“We are trying to ask the big questions behind the news,” says Dr Maria Armoudian, the founding director of the Faculty of Arts-based Project for Public Interest Media (PPIM).
“We want to elevate critical thinking, raise the level of public debate, and counter the trend towards soft news. At the same time we aim to increase the coverage of arts, science and humanities in the media.”
The core of PPIM is the Big Q at www.thebigq.org which publishes up-to-date podcasts on topics ranging from American politics to the science behind sleep, the effects of war on society and the ethics of modern medicine.

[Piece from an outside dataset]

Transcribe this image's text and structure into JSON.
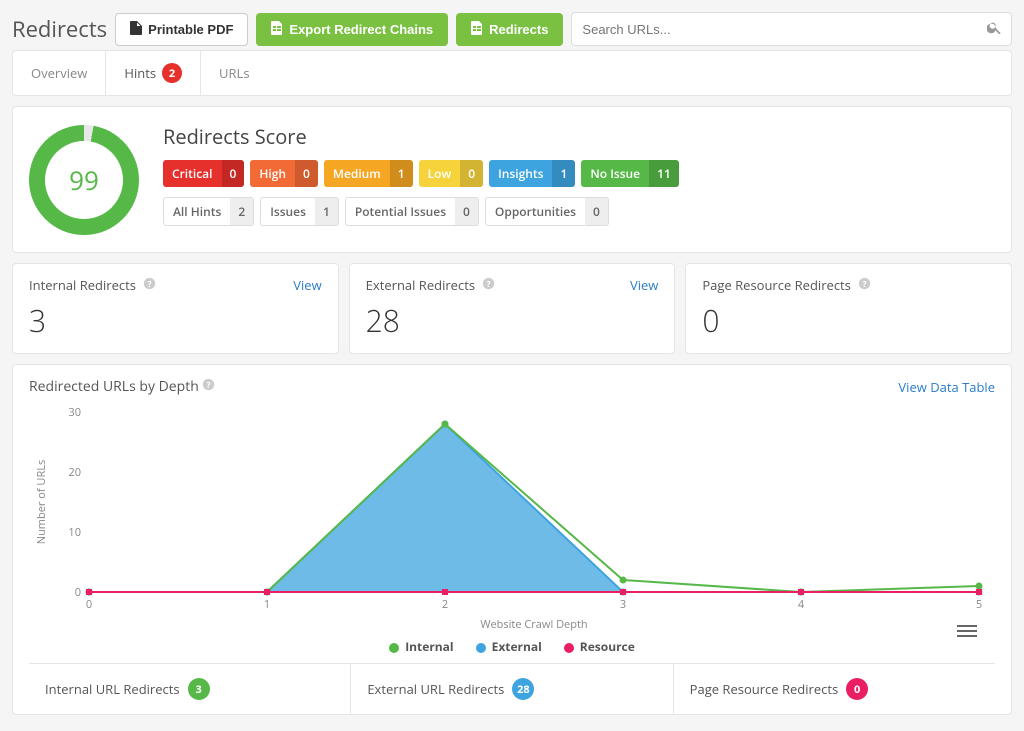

The latest podcasts feature three US academics and a University of Auckland historian (Associate Professor Jennifer Frost) asking where the US is heading under Trump’s Presidency and will it soon resemble an authoritarian state? There is also an in-depth look at Dr Gavin Ellis’s book on New Zealand: the Complacent Nation.
“The media’s current economic model often fails to adequately inform people of the issues that we face as a society and how to think about them,” says Dr Armoudian. “It tells us of the activities and conflicts of the day; what’s new and exciting but it doesn’t often tell us how we got there and why.

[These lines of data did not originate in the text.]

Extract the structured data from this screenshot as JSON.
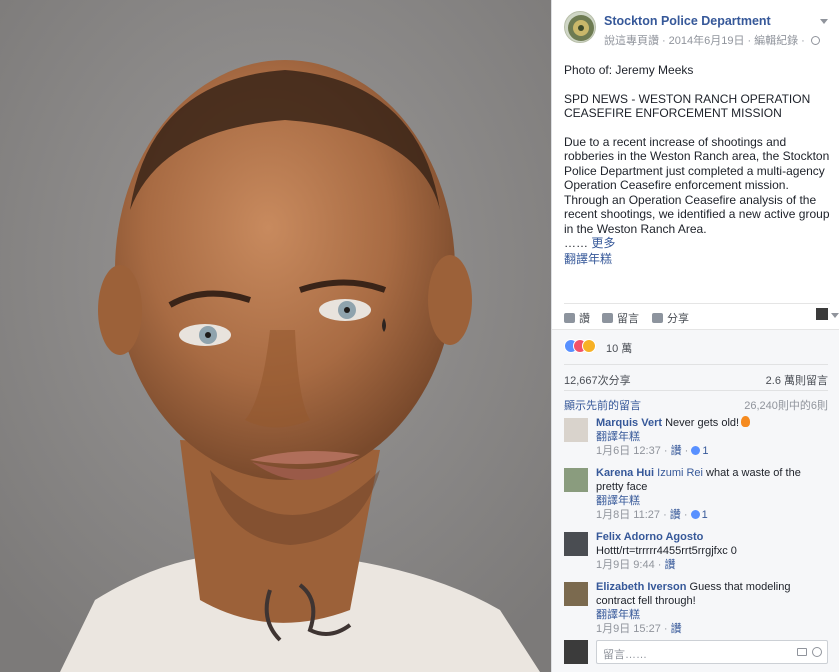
{
  "page": {
    "name": "Stockton Police Department",
    "like_page": "說這專頁讚",
    "date": "2014年6月19日",
    "edit_history": "編輯紀錄"
  },
  "post": {
    "photo_of": "Photo of: Jeremy Meeks",
    "headline": "SPD NEWS - WESTON RANCH OPERATION CEASEFIRE ENFORCEMENT MISSION",
    "body": "Due to a recent increase of shootings and robberies in the Weston Ranch area, the Stockton Police Department just completed a multi-agency Operation Ceasefire enforcement mission. Through an Operation Ceasefire analysis of the recent shootings, we identified a new active group in the Weston Ranch Area.",
    "ellipsis": "……",
    "more": "更多",
    "translate": "翻譯年糕"
  },
  "actions": {
    "like": "讚",
    "comment": "留言",
    "share": "分享"
  },
  "stats": {
    "reactions": "10 萬",
    "shares": "12,667次分享",
    "comments": "2.6 萬則留言",
    "show_previous": "顯示先前的留言",
    "comment_range": "26,240則中的6則"
  },
  "comments": [
    {
      "name": "Marquis Vert",
      "text": "Never gets old!",
      "translate": "翻譯年糕",
      "time": "1月6日 12:37",
      "like": "讚",
      "likes": "1"
    },
    {
      "name": "Karena Hui",
      "tag": "Izumi Rei",
      "text": "what a waste of the pretty face",
      "translate": "翻譯年糕",
      "time": "1月8日 11:27",
      "like": "讚",
      "likes": "1"
    },
    {
      "name": "Felix Adorno Agosto",
      "text": "Hottt/rt=trrrrr4455rrt5rrgjfxc 0",
      "time": "1月9日 9:44",
      "like": "讚"
    },
    {
      "name": "Elizabeth Iverson",
      "text": "Guess that modeling contract fell through!",
      "translate": "翻譯年糕",
      "time": "1月9日 15:27",
      "like": "讚"
    }
  ],
  "composer": {
    "placeholder": "留言……"
  },
  "colors": {
    "link": "#365899",
    "meta": "#90949c",
    "panel_grey": "#f6f7f9"
  },
  "icons": [
    "globe-icon",
    "chevron-down-icon",
    "like-icon",
    "comment-icon",
    "share-icon",
    "camera-icon",
    "emoji-icon",
    "fire-emoji-icon"
  ]
}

“We focus on scholarly, peer-reviewed research over a wide range of topics,” she says. “Academics from across disciplines at the University of Auckland and across America and elsewhere contribute their research via videos, podcasts, interviews, symposia and opinion pieces.”
Dr Armoudian has a PhD from the University of Southern California. She was a Commissioner in the City of Los Angeles and worked in the California State legislature before joining the University of Auckland’s Department of Politics and International Relations in July 2014.

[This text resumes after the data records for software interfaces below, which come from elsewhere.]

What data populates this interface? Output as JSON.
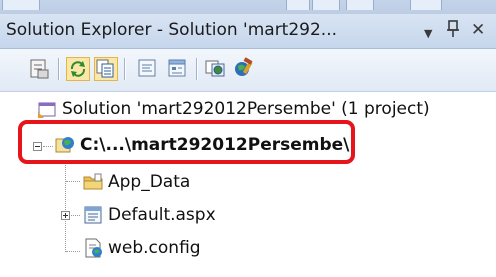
{
  "panel": {
    "title": "Solution Explorer - Solution 'mart292...",
    "dropdown_glyph": "▼",
    "pin_glyph": "ꟷ",
    "close_glyph": "✕"
  },
  "toolbar": {
    "buttons": [
      {
        "name": "properties-icon",
        "pressed": false
      },
      {
        "name": "refresh-icon",
        "pressed": true
      },
      {
        "name": "show-all-files-icon",
        "pressed": true
      },
      {
        "name": "view-code-icon",
        "pressed": false
      },
      {
        "name": "view-designer-icon",
        "pressed": false
      },
      {
        "name": "copy-website-icon",
        "pressed": false
      },
      {
        "name": "aspnet-configuration-icon",
        "pressed": false
      }
    ]
  },
  "tree": {
    "solution_label": "Solution 'mart292012Persembe' (1 project)",
    "project_label": "C:\\...\\mart292012Persembe\\",
    "items": [
      {
        "label": "App_Data",
        "icon": "folder-icon"
      },
      {
        "label": "Default.aspx",
        "icon": "aspx-page-icon"
      },
      {
        "label": "web.config",
        "icon": "config-file-icon"
      }
    ]
  },
  "colors": {
    "highlight": "#e5151b",
    "title_bg": "#d8e4f3"
  }
}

She is also the presenter/founding producer of The Scholars’ Circle, a syndicated radio programme broadcast across the United States.
See The Big Q